Hey, I know it's a stretch, but at this point I take my kicks where I can get them. For 45 minutes the entire hillside, it seems, is lost in one giant collective, swingin' dream of an era not quite forgotten yet. A friend of McShann's from Las Vegas, Chris Post, intermittently joins the band to sing a couple of songs. Post doesn't have a bad voice, just not a blues voice, and he's got an annoying habit of clipping the end of each line Elvis-Presley style. With his hands clasped behind his back most of the time, he seems genuinely embarrassed to be up there standing amidst such distinguished company, let alone actually singing with them.
Still, I'm buying into the mythology. If this is really the closest sidelong glance into K.C.'s golden era as I'm likely to have, a jam session would have its share of guests, not all of whom would fit right in. Not every solo would be perfectly formed and choreographed, every singer suited to the rest of the band, not every rhythm section tuned to the atomic clock.
And, ultimately, who cares? Everybody's having a great time, and there's a nice jam-session informality to the way Jay calls out the key before kicking into the songs. He stamps "Tain't Nobody's Business" as his own, his thick, nasal voice making me wonder why, short of saving his vocal chords for nights like these, he ever let anybody else sing in his territory bands in the old days.
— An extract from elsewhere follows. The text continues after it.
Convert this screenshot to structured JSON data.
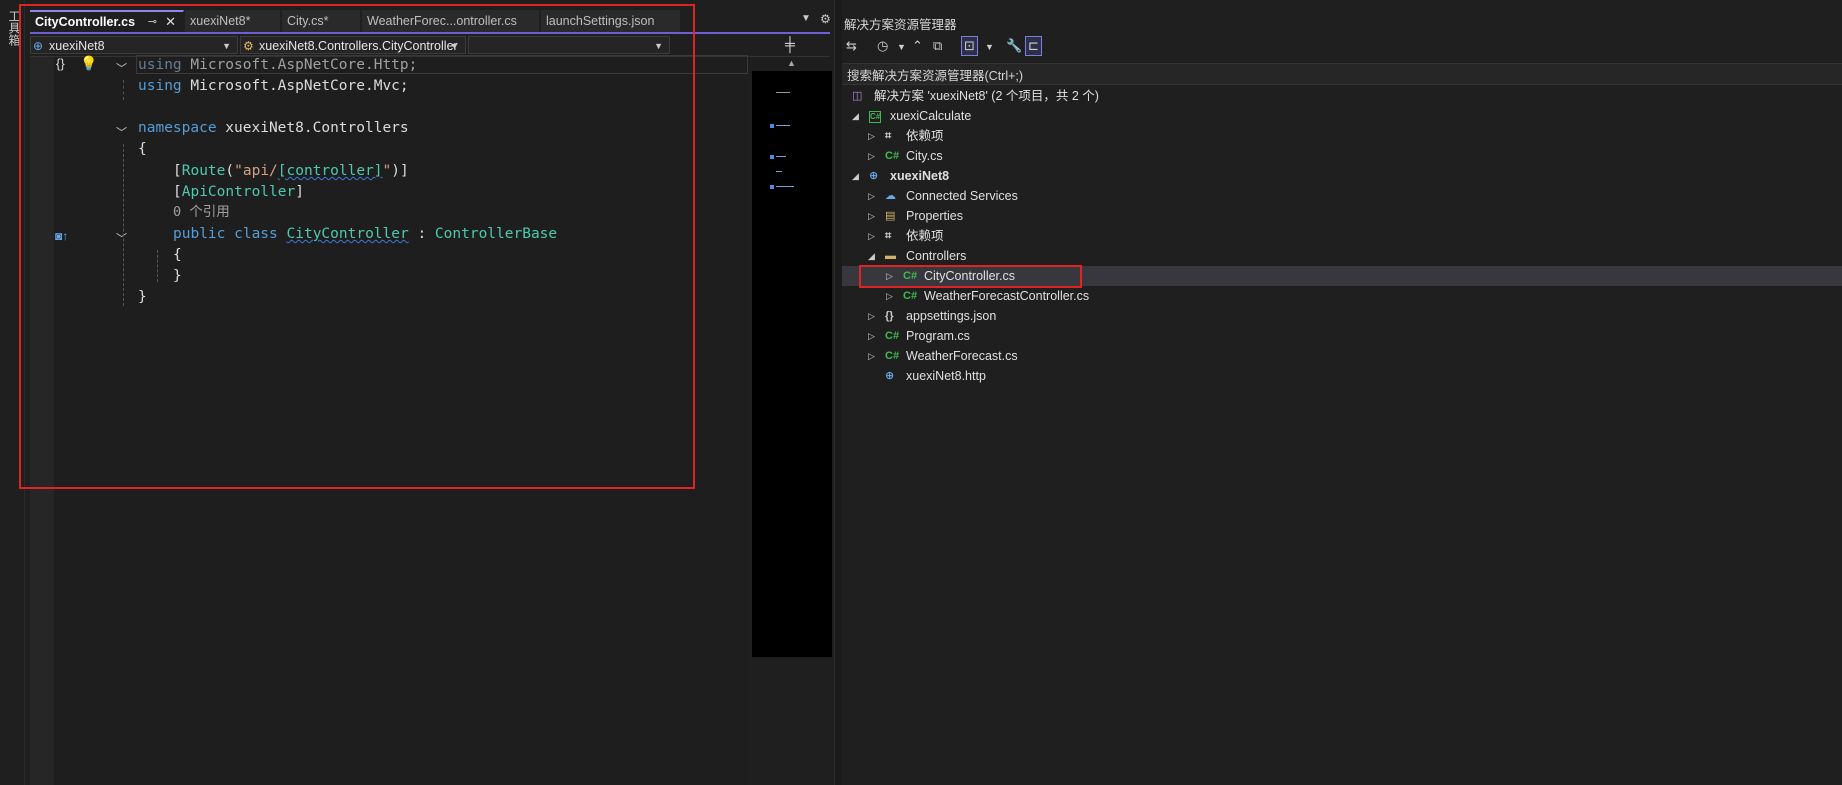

But perhaps it's McShann's willingness to share his immense talents with others that is his particular genius. It's why he hired Parker all those years ago, why he invited Post to join him, why he's playing with Robillard's band again and why we're all gathered around close on this summer evening, hanging on his every phrase. It's another great night with "Hootie."
-- Leland Rucker